Within the bounds of the city could be found homes, workshops for pottery, textiles and metalwork; storage buildings for food; wide plaza; administrative buildings situated on mounds; and at the centre, atop the huge central mound (constructed in 14 stages, with four terraces) a massive religious complex surrounded by a wooden palisade that seems to have been the reason for the settlement.  Human remains found at the site come from a wide variety of different groups of Mississippians, including possible victims of human sacrifice.  At least a third of the city’s residents were not local. The religious significance of this site is reflected in the east-west orientation of the site’s centre, based on using the positions of the sun, moon, and stars for accuracy. West of the central mound, remnants were found of a circle or wooden posts oriented to the rising sun that were used to mark the solstices and equinoxes.

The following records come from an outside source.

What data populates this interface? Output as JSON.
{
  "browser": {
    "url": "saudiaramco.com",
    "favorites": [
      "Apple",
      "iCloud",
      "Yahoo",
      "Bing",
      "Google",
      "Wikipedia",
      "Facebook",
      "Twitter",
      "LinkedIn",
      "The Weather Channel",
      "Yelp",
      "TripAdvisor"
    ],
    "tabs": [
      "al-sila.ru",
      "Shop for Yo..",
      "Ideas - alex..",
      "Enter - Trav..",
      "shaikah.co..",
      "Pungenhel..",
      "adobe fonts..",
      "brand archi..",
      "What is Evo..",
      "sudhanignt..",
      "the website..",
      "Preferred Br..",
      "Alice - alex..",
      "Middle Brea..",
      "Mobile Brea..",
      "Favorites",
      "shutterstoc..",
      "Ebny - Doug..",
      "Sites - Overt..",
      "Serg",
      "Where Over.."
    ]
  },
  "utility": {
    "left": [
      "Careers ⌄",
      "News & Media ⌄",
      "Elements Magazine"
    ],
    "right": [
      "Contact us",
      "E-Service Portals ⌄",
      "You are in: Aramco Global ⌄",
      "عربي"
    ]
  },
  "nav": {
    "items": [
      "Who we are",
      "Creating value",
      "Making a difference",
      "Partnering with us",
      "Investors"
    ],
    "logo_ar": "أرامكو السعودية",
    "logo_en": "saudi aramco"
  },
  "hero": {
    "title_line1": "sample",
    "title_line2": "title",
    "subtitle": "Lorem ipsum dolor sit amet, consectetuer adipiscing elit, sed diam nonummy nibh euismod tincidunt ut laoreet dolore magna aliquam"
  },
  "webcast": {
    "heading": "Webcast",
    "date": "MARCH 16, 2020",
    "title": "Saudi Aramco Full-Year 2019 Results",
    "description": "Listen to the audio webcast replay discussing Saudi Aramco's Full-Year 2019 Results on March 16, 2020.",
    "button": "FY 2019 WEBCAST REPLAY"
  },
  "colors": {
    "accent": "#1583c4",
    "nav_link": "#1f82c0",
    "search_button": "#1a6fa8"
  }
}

By the time Hernando de Soto saw Cahokia in 1540, the site was deserted and overgrown. No account of Cahokia seems to survive in any Indigenous historical or folklore tradition.  Although there is no evidence the settlement was ever attacked, it was rebuilt four times in a hundred-year period before 1275. By that time, the population had been declining for nearly 200 years, and within another 75, seems to have vanished completely. 

Today, the site has been recognized as a UNESCO World Heritage site. Besides the large central mound, known as Monk’s Mound after the Trappist monks who once farmed it, the site also features the remains of 51 other mounds.  It’s been on my list of places I want to someday visit since I heard about it several years ago and it shattered my assumptions of what North America before European contact was like. 


“Lost cities #8: mystery of Cahokia – why did North America’s largest city vanish?”  The Guardian,

Cahokia Mounds State Historic Site,